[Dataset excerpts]
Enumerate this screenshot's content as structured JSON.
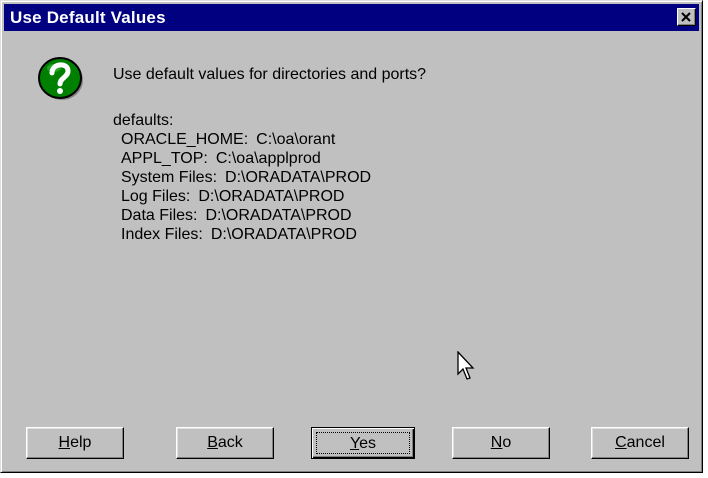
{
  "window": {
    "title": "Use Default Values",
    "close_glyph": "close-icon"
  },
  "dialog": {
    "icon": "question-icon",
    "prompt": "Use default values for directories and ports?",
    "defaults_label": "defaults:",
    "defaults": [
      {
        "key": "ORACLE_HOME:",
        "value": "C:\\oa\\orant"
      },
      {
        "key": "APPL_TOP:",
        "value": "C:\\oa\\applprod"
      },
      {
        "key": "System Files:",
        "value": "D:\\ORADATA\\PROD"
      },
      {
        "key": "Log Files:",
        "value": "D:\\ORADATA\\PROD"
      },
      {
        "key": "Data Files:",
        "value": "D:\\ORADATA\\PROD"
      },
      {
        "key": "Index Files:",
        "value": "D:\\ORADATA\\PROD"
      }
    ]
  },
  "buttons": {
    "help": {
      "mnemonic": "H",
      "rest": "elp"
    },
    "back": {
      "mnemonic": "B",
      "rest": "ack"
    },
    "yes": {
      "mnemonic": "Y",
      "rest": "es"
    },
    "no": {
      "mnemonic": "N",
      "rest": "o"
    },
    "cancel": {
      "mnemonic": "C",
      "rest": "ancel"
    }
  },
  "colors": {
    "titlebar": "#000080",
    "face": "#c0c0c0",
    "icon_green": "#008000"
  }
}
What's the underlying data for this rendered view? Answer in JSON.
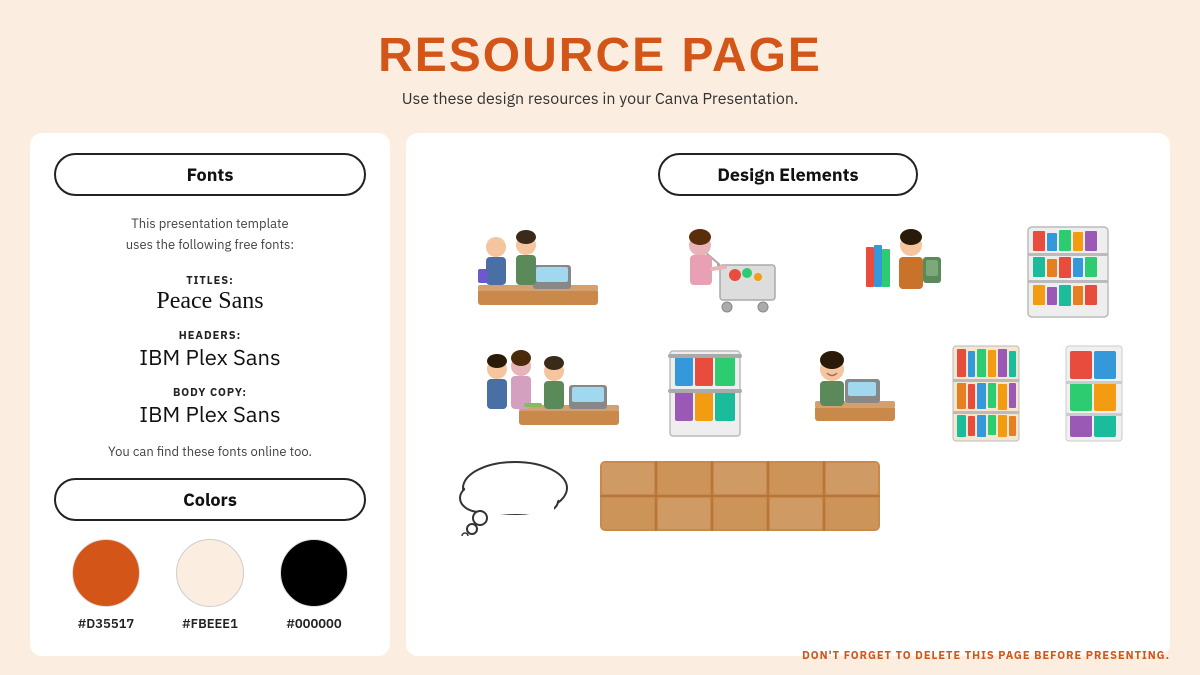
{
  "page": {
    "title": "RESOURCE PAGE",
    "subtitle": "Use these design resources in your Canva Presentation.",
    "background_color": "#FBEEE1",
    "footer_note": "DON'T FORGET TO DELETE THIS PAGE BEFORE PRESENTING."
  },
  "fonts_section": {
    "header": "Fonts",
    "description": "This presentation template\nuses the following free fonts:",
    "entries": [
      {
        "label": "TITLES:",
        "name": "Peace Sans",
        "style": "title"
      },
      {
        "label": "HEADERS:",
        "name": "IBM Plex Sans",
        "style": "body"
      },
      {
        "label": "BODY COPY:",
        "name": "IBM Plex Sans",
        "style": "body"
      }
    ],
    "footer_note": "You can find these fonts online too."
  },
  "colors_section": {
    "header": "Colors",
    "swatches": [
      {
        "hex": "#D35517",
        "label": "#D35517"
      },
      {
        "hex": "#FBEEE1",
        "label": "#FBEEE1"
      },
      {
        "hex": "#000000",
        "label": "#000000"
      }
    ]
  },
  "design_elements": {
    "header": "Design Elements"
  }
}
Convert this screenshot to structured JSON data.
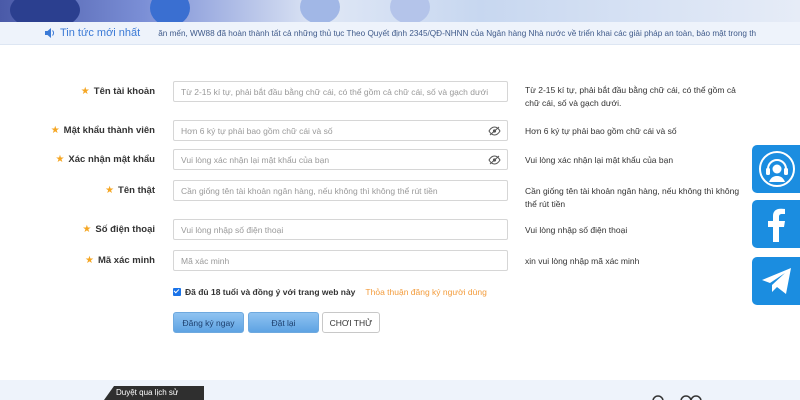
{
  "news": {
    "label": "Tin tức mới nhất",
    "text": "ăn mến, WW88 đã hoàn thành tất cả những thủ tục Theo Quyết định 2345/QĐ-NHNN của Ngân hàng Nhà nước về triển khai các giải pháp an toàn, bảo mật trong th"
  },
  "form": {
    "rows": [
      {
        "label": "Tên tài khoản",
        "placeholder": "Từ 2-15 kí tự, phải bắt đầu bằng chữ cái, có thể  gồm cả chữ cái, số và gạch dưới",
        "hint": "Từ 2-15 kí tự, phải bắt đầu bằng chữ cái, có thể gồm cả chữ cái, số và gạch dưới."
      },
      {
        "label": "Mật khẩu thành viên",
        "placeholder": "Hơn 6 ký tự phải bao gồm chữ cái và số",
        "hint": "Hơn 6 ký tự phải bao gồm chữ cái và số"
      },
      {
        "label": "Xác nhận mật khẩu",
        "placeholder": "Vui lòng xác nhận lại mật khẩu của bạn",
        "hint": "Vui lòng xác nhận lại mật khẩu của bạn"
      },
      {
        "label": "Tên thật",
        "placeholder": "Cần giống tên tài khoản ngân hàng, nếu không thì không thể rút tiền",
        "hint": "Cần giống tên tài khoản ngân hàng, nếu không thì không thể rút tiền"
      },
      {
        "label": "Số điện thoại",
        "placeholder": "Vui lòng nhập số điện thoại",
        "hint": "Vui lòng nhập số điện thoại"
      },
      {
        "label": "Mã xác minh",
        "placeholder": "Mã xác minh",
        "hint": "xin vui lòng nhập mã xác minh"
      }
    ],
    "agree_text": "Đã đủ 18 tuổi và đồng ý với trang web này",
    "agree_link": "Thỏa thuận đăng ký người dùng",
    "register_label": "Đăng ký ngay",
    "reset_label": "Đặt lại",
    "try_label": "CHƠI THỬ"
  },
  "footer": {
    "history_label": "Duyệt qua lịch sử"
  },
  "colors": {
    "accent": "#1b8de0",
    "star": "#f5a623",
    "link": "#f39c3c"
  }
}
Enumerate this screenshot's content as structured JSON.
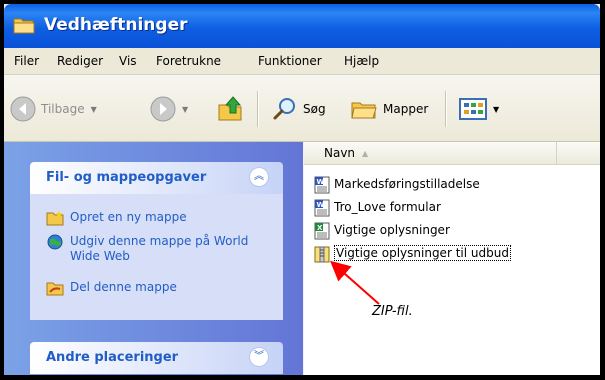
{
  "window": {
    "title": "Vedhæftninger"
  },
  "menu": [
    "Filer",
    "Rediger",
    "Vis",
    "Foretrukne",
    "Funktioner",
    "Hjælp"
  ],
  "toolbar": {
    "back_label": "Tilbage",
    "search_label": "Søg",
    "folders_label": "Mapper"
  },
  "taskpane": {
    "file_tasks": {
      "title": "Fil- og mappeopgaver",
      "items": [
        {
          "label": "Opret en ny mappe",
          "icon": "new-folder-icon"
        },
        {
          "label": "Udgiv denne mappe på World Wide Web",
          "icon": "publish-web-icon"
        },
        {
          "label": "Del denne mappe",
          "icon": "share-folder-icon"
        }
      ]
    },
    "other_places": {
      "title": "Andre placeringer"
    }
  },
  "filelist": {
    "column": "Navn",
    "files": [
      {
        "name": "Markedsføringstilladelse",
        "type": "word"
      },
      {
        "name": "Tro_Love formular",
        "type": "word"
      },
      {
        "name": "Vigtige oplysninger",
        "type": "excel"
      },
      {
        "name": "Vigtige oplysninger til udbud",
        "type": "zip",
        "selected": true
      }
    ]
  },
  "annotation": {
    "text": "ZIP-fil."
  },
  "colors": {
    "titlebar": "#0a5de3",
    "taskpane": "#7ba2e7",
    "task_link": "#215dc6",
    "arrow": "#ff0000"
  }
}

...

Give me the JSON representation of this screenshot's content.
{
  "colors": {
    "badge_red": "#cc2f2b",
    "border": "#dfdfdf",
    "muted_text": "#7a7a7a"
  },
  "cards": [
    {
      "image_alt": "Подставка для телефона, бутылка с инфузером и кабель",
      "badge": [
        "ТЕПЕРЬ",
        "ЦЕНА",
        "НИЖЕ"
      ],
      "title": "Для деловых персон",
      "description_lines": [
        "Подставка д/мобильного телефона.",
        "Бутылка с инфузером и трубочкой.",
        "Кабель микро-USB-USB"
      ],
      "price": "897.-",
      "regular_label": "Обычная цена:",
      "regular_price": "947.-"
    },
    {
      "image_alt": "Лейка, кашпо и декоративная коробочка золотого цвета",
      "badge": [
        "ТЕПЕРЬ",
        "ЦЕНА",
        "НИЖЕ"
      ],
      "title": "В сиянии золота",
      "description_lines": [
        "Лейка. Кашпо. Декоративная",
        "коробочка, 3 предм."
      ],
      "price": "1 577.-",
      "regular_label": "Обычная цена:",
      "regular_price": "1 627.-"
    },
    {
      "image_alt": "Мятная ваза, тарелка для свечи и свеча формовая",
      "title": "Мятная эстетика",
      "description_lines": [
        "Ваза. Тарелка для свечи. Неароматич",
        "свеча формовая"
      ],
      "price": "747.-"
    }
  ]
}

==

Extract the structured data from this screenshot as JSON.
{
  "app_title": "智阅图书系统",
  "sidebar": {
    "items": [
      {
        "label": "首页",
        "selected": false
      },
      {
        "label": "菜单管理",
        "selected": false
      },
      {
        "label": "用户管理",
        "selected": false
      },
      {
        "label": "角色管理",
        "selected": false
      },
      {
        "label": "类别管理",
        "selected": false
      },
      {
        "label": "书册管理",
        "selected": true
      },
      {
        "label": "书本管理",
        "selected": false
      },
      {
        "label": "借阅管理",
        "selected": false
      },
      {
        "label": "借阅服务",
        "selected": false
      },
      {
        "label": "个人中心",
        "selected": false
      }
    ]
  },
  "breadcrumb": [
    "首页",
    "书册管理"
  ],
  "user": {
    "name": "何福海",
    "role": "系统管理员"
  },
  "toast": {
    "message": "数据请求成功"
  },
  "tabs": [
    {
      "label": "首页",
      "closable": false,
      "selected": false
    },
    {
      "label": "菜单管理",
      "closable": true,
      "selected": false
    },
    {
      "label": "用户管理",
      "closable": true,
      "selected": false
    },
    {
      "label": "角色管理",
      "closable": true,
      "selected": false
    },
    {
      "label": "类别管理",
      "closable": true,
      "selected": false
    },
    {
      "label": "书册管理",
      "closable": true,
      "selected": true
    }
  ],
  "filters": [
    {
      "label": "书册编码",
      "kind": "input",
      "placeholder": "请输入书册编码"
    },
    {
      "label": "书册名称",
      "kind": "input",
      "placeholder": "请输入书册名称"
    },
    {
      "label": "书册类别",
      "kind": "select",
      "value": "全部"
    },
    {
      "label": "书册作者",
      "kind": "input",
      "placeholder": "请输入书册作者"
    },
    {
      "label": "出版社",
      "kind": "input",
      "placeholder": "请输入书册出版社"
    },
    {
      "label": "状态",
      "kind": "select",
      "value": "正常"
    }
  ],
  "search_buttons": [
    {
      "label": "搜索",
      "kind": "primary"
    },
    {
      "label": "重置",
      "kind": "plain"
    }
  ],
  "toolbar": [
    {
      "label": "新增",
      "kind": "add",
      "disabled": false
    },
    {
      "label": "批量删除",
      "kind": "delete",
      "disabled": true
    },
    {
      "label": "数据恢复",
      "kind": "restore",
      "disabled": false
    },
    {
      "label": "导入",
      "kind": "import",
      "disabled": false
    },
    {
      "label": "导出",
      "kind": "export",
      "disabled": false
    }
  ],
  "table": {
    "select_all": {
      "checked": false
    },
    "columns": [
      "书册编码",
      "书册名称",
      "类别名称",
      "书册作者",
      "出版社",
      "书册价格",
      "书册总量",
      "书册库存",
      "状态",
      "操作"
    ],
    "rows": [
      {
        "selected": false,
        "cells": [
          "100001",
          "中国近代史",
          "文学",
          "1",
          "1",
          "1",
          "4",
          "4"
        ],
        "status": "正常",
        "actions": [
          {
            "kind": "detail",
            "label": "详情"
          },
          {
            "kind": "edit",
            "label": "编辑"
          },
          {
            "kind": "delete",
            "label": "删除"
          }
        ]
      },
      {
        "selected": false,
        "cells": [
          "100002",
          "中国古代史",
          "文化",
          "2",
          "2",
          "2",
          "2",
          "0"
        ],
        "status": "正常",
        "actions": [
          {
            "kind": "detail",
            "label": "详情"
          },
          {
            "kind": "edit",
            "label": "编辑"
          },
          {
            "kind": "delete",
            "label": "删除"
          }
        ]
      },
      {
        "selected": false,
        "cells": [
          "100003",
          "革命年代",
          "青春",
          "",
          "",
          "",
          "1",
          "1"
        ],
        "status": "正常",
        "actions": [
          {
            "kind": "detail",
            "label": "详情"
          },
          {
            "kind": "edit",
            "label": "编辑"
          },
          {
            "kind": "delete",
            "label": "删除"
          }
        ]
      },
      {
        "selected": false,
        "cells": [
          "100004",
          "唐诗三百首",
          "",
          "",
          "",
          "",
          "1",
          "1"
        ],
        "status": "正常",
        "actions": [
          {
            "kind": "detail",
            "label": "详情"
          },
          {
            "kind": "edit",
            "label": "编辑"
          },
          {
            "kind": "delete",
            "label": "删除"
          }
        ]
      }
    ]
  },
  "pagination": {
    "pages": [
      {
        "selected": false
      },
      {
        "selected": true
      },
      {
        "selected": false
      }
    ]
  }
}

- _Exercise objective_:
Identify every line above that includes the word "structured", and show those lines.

- _Answer to the problem_:
Enumerate this screenshot's content as structured JSON.
Convert this screenshot to structured JSON data.
Enumerate this screenshot's content as structured JSON.
Extract the structured data from this screenshot as JSON.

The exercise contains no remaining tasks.